But in the months ahead, things changed. In January, 2011, the Peter Coates-chaired Santos board approved a $US16 billion plan to go ahead with two LNG trains from the beginning….as a result of the decision and a series of other factors, GLNG last quarter had to buy more than half the gas it exported from other parties.

…In hindsight, assumptions that gave Santos confidence it could find the gas to support two LNG trains, and which were gradually revealed to investors as the project progressed, look more like leaps of faith.

…When GLNG was approved as a two-train project, Mr Knox assuredly answered questions about gas reserves.

“We have plenty of gas,” he told investors. “We have the ­reserves we require, which is why we’ve not been participating in acquisitions in Queensland of late — we have the reserves, we’re very confident of that.”

They don’t have the reserves in QLD and are sucking up cheap gas from NSW, VIC and SA. Pitt’s plan will only replace those cheap reserves with more expensive ones for local use from Narrabri.

In other words, everybody on the east coast – EVERY MAN, WOMAN and CHILD – will be forced to subsidise Santos’ gas exports to develop Narrabri becasue the PM lied to Centre Alliance and needed a climate wedge.

It’s time Centre Alliance kicked ScoMo directly in the nuts becasue that is what he is doing to it.

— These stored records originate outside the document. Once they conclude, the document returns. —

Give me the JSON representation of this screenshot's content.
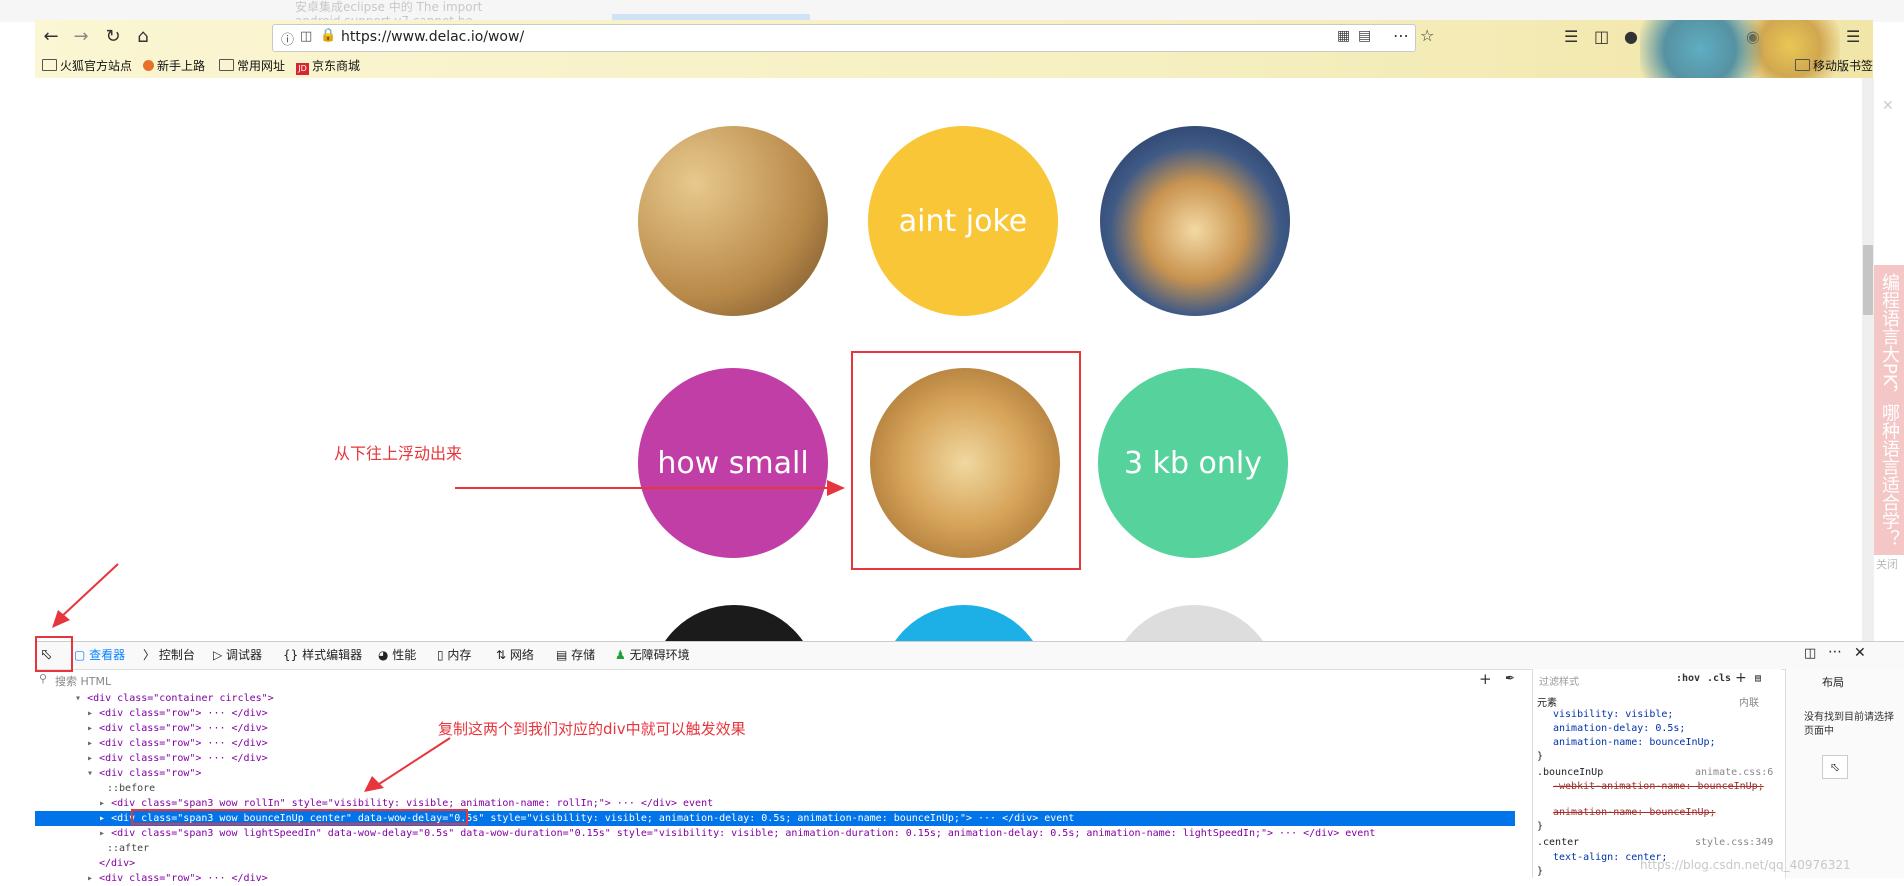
{
  "ghost_tab_text": "安卓集成eclipse 中的 The import\nandroid.support.v7 cannot be",
  "browser": {
    "url": "https://www.delac.io/wow/",
    "bookmarks": [
      "火狐官方站点",
      "新手上路",
      "常用网址",
      "京东商城"
    ],
    "mobile_bookmarks": "移动版书签"
  },
  "page": {
    "circles": [
      {
        "type": "image",
        "icon": "doge-faces-image"
      },
      {
        "type": "text",
        "text": "aint joke",
        "color": "#f9c638"
      },
      {
        "type": "image",
        "icon": "astronaut-doge-image"
      },
      {
        "type": "text",
        "text": "how small",
        "color": "#c23ea7"
      },
      {
        "type": "image",
        "icon": "sleepy-shiba-image"
      },
      {
        "type": "text",
        "text": "3 kb only",
        "color": "#56d39c"
      }
    ],
    "annotation_slide_up": "从下往上浮动出来",
    "annotation_copy": "复制这两个到我们对应的div中就可以触发效果",
    "side_banner": "编程语言大PK，哪种语言适合学？",
    "side_banner_close": "关闭"
  },
  "devtools": {
    "tabs": [
      "查看器",
      "控制台",
      "调试器",
      "样式编辑器",
      "性能",
      "内存",
      "网络",
      "存储",
      "无障碍环境"
    ],
    "search_placeholder": "搜索 HTML",
    "html_lines": [
      "<div class=\"container circles\">",
      "<div class=\"row\"> ··· </div>",
      "<div class=\"row\"> ··· </div>",
      "<div class=\"row\"> ··· </div>",
      "<div class=\"row\"> ··· </div>",
      "<div class=\"row\">",
      "::before",
      "<div class=\"span3 wow rollIn\" style=\"visibility: visible; animation-name: rollIn;\"> ··· </div> event",
      "<div class=\"span3 wow bounceInUp center\" data-wow-delay=\"0.5s\" style=\"visibility: visible; animation-delay: 0.5s; animation-name: bounceInUp;\"> ··· </div> event",
      "<div class=\"span3 wow lightSpeedIn\" data-wow-delay=\"0.5s\" data-wow-duration=\"0.15s\" style=\"visibility: visible; animation-duration: 0.15s; animation-delay: 0.5s; animation-name: lightSpeedIn;\"> ··· </div> event",
      "::after",
      "</div>",
      "<div class=\"row\"> ··· </div>"
    ],
    "rules": {
      "filter_placeholder": "过滤样式",
      "hov": ":hov",
      "cls": ".cls",
      "element_label": "元素",
      "inline_label": "内联",
      "element_props": [
        "visibility: visible;",
        "animation-delay: 0.5s;",
        "animation-name: bounceInUp;"
      ],
      "rule1_selector": ".bounceInUp",
      "rule1_source": "animate.css:6",
      "rule1_props": [
        "-webkit-animation-name: bounceInUp;",
        "animation-name: bounceInUp;"
      ],
      "rule2_selector": ".center",
      "rule2_source": "style.css:349",
      "rule2_props": [
        "text-align: center;"
      ]
    },
    "layout_tab": "布局",
    "layout_empty": "没有找到目前请选择页面中",
    "watermark": "https://blog.csdn.net/qq_40976321"
  }
}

David Llewellyn-Smith

Comments

        • Yeh, there’s markets.

          The invisible hand controlling them is a bit broken, perhaps, but the markets are there.

          Gas is sold, gas is bought, there’s a market.

          It’s actually quite like the housing market. Houses bought, houses sold.

          Not enough houses or gas to go around, so they get rationed, through the market price mechanism, to those who need/value them most.

          The shortage and the high prices are what creates the awesome opportunities for profit. I wouldn’t expect the government to do much more to solve the gas shortage than it has done to solve the housing shortage. Profits and all that.

          • Yep. Failed markets are where lazy and stupid Australian capital likes to collect its profits/rents. much easier than this competition stuff, see.

            Lazy and stupid Australian governments support this. For a number of reasons – because they don’t understand it, because they dgaf, because they are corrupt, because they are lazy and stupid.

        • Sure there are. Markets that have reached their natural end point of oligopoly.
          See groceries, power, gas, fuel, increasingly car makers, toll roads and many others I can’t be bothered thinking of.

    • Not going to calculate in detail but Australia is heavily subsidising gas exports through a markup on cheap domestic gas. Re-imported gas might be about $6 more expensive than virgin gas. With an import terminal the domestic gas price would need to increase to about $16.

  1. Sadly the main stream media doesn’t address this issue in depth. I am guessing it is too complex for our journalists.